### Work required
Reproduce the records in full. Alter nothing.

[Website and app data records]
###

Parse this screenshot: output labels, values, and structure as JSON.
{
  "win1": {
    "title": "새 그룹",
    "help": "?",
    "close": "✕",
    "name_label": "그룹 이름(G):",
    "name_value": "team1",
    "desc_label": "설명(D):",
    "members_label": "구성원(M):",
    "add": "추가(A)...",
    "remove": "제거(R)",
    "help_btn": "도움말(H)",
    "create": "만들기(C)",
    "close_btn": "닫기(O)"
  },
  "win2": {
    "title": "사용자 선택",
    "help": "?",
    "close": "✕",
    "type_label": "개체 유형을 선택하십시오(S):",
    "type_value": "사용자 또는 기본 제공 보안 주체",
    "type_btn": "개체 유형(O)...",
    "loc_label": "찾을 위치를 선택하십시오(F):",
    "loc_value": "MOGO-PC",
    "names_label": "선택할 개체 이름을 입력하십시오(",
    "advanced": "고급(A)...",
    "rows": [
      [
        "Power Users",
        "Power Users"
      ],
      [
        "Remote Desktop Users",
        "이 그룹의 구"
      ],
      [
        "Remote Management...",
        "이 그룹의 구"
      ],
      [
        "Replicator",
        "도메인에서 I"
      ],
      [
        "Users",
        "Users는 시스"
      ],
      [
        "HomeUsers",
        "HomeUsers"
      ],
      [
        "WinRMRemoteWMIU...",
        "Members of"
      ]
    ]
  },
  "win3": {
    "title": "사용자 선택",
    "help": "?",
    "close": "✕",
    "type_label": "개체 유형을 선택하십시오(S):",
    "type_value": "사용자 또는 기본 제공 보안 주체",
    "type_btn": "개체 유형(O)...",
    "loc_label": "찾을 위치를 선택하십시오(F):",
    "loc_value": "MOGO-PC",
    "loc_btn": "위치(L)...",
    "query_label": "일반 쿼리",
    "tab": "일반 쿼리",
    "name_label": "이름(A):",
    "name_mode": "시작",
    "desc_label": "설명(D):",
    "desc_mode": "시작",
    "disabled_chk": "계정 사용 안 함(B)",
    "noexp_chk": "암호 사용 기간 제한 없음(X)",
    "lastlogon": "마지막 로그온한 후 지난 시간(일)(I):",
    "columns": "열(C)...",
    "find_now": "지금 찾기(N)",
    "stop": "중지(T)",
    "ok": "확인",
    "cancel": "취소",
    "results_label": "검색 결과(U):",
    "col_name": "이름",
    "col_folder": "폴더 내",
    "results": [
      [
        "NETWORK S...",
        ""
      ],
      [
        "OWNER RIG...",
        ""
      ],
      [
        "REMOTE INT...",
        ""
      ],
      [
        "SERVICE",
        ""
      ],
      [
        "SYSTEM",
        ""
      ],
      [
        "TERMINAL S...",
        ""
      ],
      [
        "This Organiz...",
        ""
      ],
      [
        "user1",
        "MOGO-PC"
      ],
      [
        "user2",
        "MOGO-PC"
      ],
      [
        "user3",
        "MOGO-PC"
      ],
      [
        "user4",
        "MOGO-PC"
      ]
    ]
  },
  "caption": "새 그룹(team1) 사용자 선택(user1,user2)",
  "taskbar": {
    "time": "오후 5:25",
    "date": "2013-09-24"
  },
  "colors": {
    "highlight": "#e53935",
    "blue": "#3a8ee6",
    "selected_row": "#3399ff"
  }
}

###

### Task response
Parse this screenshot: output labels, values, and structure as JSON.
{
  "win1": {
    "title": "새 그룹",
    "help": "?",
    "close": "✕",
    "name_label": "그룹 이름(G):",
    "name_value": "team1",
    "desc_label": "설명(D):",
    "members_label": "구성원(M):",
    "add": "추가(A)...",
    "remove": "제거(R)",
    "help_btn": "도움말(H)",
    "create": "만들기(C)",
    "close_btn": "닫기(O)"
  },
  "win2": {
    "title": "사용자 선택",
    "help": "?",
    "close": "✕",
    "type_label": "개체 유형을 선택하십시오(S):",
    "type_value": "사용자 또는 기본 제공 보안 주체",
    "type_btn": "개체 유형(O)...",
    "loc_label": "찾을 위치를 선택하십시오(F):",
    "loc_value": "MOGO-PC",
    "names_label": "선택할 개체 이름을 입력하십시오(",
    "advanced": "고급(A)...",
    "rows": [
      [
        "Power Users",
        "Power Users"
      ],
      [
        "Remote Desktop Users",
        "이 그룹의 구"
      ],
      [
        "Remote Management...",
        "이 그룹의 구"
      ],
      [
        "Replicator",
        "도메인에서 I"
      ],
      [
        "Users",
        "Users는 시스"
      ],
      [
        "HomeUsers",
        "HomeUsers"
      ],
      [
        "WinRMRemoteWMIU...",
        "Members of"
      ]
    ]
  },
  "win3": {
    "title": "사용자 선택",
    "help": "?",
    "close": "✕",
    "type_label": "개체 유형을 선택하십시오(S):",
    "type_value": "사용자 또는 기본 제공 보안 주체",
    "type_btn": "개체 유형(O)...",
    "loc_label": "찾을 위치를 선택하십시오(F):",
    "loc_value": "MOGO-PC",
    "loc_btn": "위치(L)...",
    "query_label": "일반 쿼리",
    "tab": "일반 쿼리",
    "name_label": "이름(A):",
    "name_mode": "시작",
    "desc_label": "설명(D):",
    "desc_mode": "시작",
    "disabled_chk": "계정 사용 안 함(B)",
    "noexp_chk": "암호 사용 기간 제한 없음(X)",
    "lastlogon": "마지막 로그온한 후 지난 시간(일)(I):",
    "columns": "열(C)...",
    "find_now": "지금 찾기(N)",
    "stop": "중지(T)",
    "ok": "확인",
    "cancel": "취소",
    "results_label": "검색 결과(U):",
    "col_name": "이름",
    "col_folder": "폴더 내",
    "results": [
      [
        "NETWORK S...",
        ""
      ],
      [
        "OWNER RIG...",
        ""
      ],
      [
        "REMOTE INT...",
        ""
      ],
      [
        "SERVICE",
        ""
      ],
      [
        "SYSTEM",
        ""
      ],
      [
        "TERMINAL S...",
        ""
      ],
      [
        "This Organiz...",
        ""
      ],
      [
        "user1",
        "MOGO-PC"
      ],
      [
        "user2",
        "MOGO-PC"
      ],
      [
        "user3",
        "MOGO-PC"
      ],
      [
        "user4",
        "MOGO-PC"
      ]
    ]
  },
  "caption": "새 그룹(team1) 사용자 선택(user1,user2)",
  "taskbar": {
    "time": "오후 5:25",
    "date": "2013-09-24"
  },
  "colors": {
    "highlight": "#e53935",
    "blue": "#3a8ee6",
    "selected_row": "#3399ff"
  }
}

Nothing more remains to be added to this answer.